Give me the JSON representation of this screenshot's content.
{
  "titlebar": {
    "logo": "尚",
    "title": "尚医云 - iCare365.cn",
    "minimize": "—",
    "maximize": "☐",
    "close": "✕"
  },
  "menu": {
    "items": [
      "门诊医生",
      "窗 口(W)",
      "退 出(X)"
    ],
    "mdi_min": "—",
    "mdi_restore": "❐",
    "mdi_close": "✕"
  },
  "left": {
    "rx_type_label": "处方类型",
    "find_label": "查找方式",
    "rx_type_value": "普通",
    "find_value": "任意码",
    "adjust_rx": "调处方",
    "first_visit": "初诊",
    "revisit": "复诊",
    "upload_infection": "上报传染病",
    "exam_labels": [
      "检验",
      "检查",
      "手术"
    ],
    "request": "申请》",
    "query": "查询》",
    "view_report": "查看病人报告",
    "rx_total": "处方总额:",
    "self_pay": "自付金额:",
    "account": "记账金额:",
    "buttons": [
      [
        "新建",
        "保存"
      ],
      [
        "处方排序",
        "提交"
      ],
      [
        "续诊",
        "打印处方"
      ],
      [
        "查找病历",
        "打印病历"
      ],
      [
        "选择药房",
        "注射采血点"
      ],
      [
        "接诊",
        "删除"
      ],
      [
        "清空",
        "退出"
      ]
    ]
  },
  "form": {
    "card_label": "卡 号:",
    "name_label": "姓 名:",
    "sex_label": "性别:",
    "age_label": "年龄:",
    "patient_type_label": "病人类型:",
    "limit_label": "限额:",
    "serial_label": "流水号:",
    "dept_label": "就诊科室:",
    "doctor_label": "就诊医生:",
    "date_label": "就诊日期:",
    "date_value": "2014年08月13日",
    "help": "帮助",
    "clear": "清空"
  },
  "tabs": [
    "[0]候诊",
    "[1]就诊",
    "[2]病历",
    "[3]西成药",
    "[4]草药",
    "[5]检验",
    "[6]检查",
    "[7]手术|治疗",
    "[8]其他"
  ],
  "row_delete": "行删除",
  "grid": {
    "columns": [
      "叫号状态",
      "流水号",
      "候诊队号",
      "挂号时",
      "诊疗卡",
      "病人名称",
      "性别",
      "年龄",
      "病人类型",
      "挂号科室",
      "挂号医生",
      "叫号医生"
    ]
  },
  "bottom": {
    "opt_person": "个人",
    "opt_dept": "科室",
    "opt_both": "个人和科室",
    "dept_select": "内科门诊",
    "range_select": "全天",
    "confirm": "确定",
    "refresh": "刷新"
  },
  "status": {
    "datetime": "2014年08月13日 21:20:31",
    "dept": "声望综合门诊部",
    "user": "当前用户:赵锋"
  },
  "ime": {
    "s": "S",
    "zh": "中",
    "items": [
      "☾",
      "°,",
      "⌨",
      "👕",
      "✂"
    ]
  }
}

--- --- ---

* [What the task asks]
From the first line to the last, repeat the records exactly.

* [Answer area]
Give me the JSON representation of this screenshot's content.
{
  "titlebar": {
    "logo": "尚",
    "title": "尚医云 - iCare365.cn",
    "minimize": "—",
    "maximize": "☐",
    "close": "✕"
  },
  "menu": {
    "items": [
      "门诊医生",
      "窗 口(W)",
      "退 出(X)"
    ],
    "mdi_min": "—",
    "mdi_restore": "❐",
    "mdi_close": "✕"
  },
  "left": {
    "rx_type_label": "处方类型",
    "find_label": "查找方式",
    "rx_type_value": "普通",
    "find_value": "任意码",
    "adjust_rx": "调处方",
    "first_visit": "初诊",
    "revisit": "复诊",
    "upload_infection": "上报传染病",
    "exam_labels": [
      "检验",
      "检查",
      "手术"
    ],
    "request": "申请》",
    "query": "查询》",
    "view_report": "查看病人报告",
    "rx_total": "处方总额:",
    "self_pay": "自付金额:",
    "account": "记账金额:",
    "buttons": [
      [
        "新建",
        "保存"
      ],
      [
        "处方排序",
        "提交"
      ],
      [
        "续诊",
        "打印处方"
      ],
      [
        "查找病历",
        "打印病历"
      ],
      [
        "选择药房",
        "注射采血点"
      ],
      [
        "接诊",
        "删除"
      ],
      [
        "清空",
        "退出"
      ]
    ]
  },
  "form": {
    "card_label": "卡 号:",
    "name_label": "姓 名:",
    "sex_label": "性别:",
    "age_label": "年龄:",
    "patient_type_label": "病人类型:",
    "limit_label": "限额:",
    "serial_label": "流水号:",
    "dept_label": "就诊科室:",
    "doctor_label": "就诊医生:",
    "date_label": "就诊日期:",
    "date_value": "2014年08月13日",
    "help": "帮助",
    "clear": "清空"
  },
  "tabs": [
    "[0]候诊",
    "[1]就诊",
    "[2]病历",
    "[3]西成药",
    "[4]草药",
    "[5]检验",
    "[6]检查",
    "[7]手术|治疗",
    "[8]其他"
  ],
  "row_delete": "行删除",
  "grid": {
    "columns": [
      "叫号状态",
      "流水号",
      "候诊队号",
      "挂号时",
      "诊疗卡",
      "病人名称",
      "性别",
      "年龄",
      "病人类型",
      "挂号科室",
      "挂号医生",
      "叫号医生"
    ]
  },
  "bottom": {
    "opt_person": "个人",
    "opt_dept": "科室",
    "opt_both": "个人和科室",
    "dept_select": "内科门诊",
    "range_select": "全天",
    "confirm": "确定",
    "refresh": "刷新"
  },
  "status": {
    "datetime": "2014年08月13日 21:20:31",
    "dept": "声望综合门诊部",
    "user": "当前用户:赵锋"
  },
  "ime": {
    "s": "S",
    "zh": "中",
    "items": [
      "☾",
      "°,",
      "⌨",
      "👕",
      "✂"
    ]
  }
}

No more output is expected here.